Website and app data records:
════════
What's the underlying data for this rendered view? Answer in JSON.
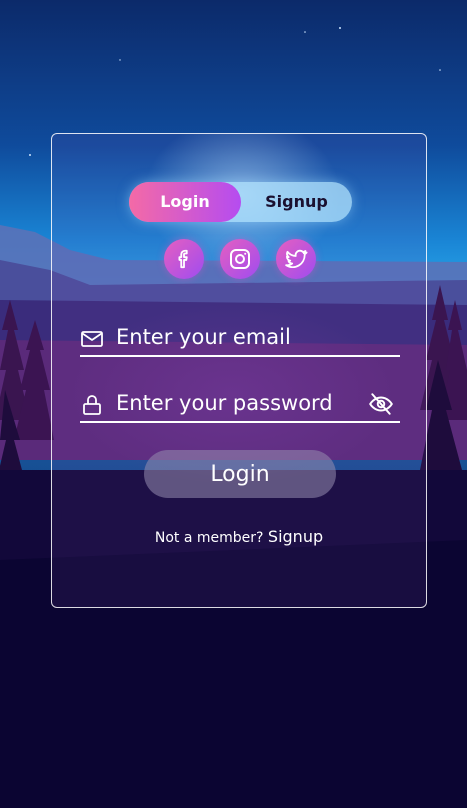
{
  "tabs": {
    "login": "Login",
    "signup": "Signup"
  },
  "social": [
    "facebook-icon",
    "instagram-icon",
    "twitter-icon"
  ],
  "email": {
    "placeholder": "Enter your email",
    "value": ""
  },
  "password": {
    "placeholder": "Enter your password",
    "value": ""
  },
  "login_button": "Login",
  "footer": {
    "text": "Not a member?",
    "link": "Signup"
  },
  "colors": {
    "accent_start": "#f46aa6",
    "accent_end": "#b54cf0",
    "background": "#0b0532"
  }
}
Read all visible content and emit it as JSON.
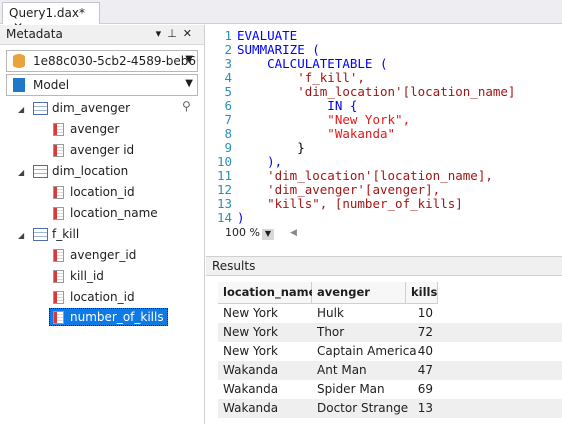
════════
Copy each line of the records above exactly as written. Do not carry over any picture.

What's the underlying data for this rendered view? Answer in JSON.
{
  "tabs": {
    "login": "Login",
    "signup": "Signup"
  },
  "social": [
    "facebook-icon",
    "instagram-icon",
    "twitter-icon"
  ],
  "email": {
    "placeholder": "Enter your email",
    "value": ""
  },
  "password": {
    "placeholder": "Enter your password",
    "value": ""
  },
  "login_button": "Login",
  "footer": {
    "text": "Not a member?",
    "link": "Signup"
  },
  "colors": {
    "accent_start": "#f46aa6",
    "accent_end": "#b54cf0",
    "background": "#0b0532"
  }
}
Read all visible content and emit it as JSON.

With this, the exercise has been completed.